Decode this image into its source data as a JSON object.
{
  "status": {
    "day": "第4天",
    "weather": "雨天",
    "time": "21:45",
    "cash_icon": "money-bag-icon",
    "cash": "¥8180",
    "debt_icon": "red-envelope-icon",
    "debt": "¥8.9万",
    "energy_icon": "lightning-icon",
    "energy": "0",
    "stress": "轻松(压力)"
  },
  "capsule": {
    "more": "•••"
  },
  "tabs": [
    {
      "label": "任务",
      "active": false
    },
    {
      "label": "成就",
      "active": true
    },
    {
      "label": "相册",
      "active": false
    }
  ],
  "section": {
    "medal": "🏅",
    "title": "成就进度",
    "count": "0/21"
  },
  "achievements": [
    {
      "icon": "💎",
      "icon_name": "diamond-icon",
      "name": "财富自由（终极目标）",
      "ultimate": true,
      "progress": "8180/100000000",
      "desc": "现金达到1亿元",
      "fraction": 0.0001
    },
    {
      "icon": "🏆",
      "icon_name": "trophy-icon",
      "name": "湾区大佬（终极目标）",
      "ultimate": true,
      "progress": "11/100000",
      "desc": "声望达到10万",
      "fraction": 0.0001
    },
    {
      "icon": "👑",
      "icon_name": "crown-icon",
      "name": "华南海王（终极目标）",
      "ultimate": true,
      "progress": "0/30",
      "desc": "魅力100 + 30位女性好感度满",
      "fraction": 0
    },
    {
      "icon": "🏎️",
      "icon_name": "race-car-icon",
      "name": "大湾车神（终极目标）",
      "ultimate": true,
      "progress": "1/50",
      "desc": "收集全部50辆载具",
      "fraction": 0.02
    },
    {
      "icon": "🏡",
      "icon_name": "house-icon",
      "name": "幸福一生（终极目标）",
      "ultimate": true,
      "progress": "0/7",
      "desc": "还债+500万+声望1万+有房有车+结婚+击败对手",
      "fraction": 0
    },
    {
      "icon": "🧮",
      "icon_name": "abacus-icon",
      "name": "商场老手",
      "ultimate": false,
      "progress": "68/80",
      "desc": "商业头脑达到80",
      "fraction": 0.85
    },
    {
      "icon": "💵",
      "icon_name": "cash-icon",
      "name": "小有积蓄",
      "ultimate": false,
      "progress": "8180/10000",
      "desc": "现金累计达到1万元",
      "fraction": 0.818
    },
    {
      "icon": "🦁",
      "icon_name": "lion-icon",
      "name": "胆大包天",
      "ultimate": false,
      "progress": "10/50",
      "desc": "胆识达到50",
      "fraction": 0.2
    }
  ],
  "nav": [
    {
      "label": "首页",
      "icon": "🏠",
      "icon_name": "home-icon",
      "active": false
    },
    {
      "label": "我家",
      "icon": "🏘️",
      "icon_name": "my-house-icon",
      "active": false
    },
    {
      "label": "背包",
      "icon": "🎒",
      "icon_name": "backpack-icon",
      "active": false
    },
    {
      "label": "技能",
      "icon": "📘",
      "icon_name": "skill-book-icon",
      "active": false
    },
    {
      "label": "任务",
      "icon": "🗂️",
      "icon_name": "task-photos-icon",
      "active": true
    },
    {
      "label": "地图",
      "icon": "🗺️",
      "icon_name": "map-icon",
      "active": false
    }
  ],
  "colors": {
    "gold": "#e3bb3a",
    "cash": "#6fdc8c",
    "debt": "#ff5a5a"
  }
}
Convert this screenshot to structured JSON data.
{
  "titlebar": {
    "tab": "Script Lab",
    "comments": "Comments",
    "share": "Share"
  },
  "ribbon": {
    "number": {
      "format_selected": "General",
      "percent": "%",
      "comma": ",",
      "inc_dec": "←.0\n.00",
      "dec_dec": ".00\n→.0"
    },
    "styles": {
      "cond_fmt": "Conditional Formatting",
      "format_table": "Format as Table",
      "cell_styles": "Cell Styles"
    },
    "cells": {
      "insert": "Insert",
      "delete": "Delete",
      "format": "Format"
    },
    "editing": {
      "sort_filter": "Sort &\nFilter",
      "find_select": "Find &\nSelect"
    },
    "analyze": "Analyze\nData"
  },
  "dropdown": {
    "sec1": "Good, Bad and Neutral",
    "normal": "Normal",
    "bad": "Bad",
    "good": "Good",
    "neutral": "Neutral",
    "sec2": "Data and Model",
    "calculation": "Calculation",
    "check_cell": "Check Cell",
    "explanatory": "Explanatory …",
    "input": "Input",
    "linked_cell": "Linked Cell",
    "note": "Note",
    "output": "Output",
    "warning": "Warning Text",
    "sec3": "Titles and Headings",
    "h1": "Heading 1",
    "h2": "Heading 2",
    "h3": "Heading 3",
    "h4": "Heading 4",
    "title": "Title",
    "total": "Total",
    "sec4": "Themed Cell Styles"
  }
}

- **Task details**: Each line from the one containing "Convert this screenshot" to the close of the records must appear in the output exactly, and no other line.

- **Solution to this task**:
Convert this screenshot to structured JSON data.
{
  "titlebar": {
    "tab": "Script Lab",
    "comments": "Comments",
    "share": "Share"
  },
  "ribbon": {
    "number": {
      "format_selected": "General",
      "percent": "%",
      "comma": ",",
      "inc_dec": "←.0\n.00",
      "dec_dec": ".00\n→.0"
    },
    "styles": {
      "cond_fmt": "Conditional Formatting",
      "format_table": "Format as Table",
      "cell_styles": "Cell Styles"
    },
    "cells": {
      "insert": "Insert",
      "delete": "Delete",
      "format": "Format"
    },
    "editing": {
      "sort_filter": "Sort &\nFilter",
      "find_select": "Find &\nSelect"
    },
    "analyze": "Analyze\nData"
  },
  "dropdown": {
    "sec1": "Good, Bad and Neutral",
    "normal": "Normal",
    "bad": "Bad",
    "good": "Good",
    "neutral": "Neutral",
    "sec2": "Data and Model",
    "calculation": "Calculation",
    "check_cell": "Check Cell",
    "explanatory": "Explanatory …",
    "input": "Input",
    "linked_cell": "Linked Cell",
    "note": "Note",
    "output": "Output",
    "warning": "Warning Text",
    "sec3": "Titles and Headings",
    "h1": "Heading 1",
    "h2": "Heading 2",
    "h3": "Heading 3",
    "h4": "Heading 4",
    "title": "Title",
    "total": "Total",
    "sec4": "Themed Cell Styles"
  }
}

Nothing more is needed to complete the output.